I have become an avid collector. You name it… I have it. My husband and sons ridicule my passion for putting aside paper clips, old shoe laces, discarded wires and torn bed sheets. Yet, when they need something to fix their cycle or clean the carburetor, they come to me! Even friends have got wise to my value as a warehouse and call me up for odds and ends. Lately, my fetish for colleting has increased, thanks to the various contests floated by so many manufacturers.

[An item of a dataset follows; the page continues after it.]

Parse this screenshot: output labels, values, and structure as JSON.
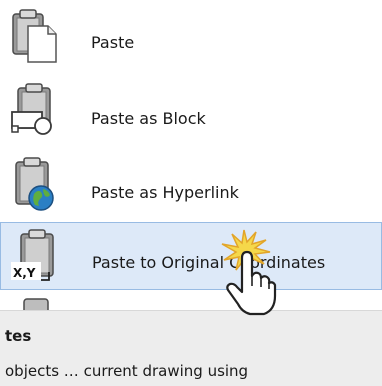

Ever since a company announced its “T-shirts/doodle pens for wrappers” scheme, I put aside wrappers of everything I buy – just in case! If at any time you need biscuit wrappers, vermicelli cartons or condensed milk tins with labels, you know whom to call. There is a special box in the lumber room, which has caps of bottles ranging from pickles to honey to soya sauce to soft drinks. This habit has become so incurable that even when I visit people and they offer me a bottled drink, I ask them if they could give me the cap instead. They give me a strange look and then the cap. I accept the latter and ignore the former.
When I see a movie, I keep the counterfoils and just as well too – I once won a prize in a contest sponsored by a film company where the entry form was to be sent with the counterfoils. My friends have standing instructions from me to pass the counterfoils of the tickets whenever they see a movie. Bus tickets also may come in handy, so I stuff mine into my handbag and transfer the lot every week into a bag specially kept for it.
This fad has a story behind it. One day, as I got off the bus, a ticket inspector asked for my ticket which alas, had dropped out of my hand while I was busy juggling with my shopping, my handbag, my saree, and strap above, and avoiding a crazy guy who kept bumping into me from behind. The inspector listened to this, gave a I-won’t-believe-this-crap smile and insisted on my paying a 10-rupee fine. Since then, I cling on to my ticket for dear life and thanks to this experience and my collector’s instinct, bus tickets are a favourite with me.
I also keep bills in small box files -you never know when you might need them. Six months after I had bought a particularly fetching ensemble from an emporium and washed it, the wretched thing bled like it had hemorrhage. I flipped through my bill file, found the cash memo and hurried to the emporium, which replaced the dress! “Caveat emptor” warns legal jargon – let the buyer beware; but in my case, let the seller beware – he has to deal with a “bill collector.”
However, I am not as bad as an old aunt of mine. She had a locked trunk, the contents of which we were all curious about. When she died, her beneficiaries eagerly broke open the trunk to partake of its contents. Imagine their horror when they found shorn locks of her husband! She had zealously collected all the hair snipped off by the barber from uncle’s head, every month! Now that’s what I would call an “he(a)irloom.”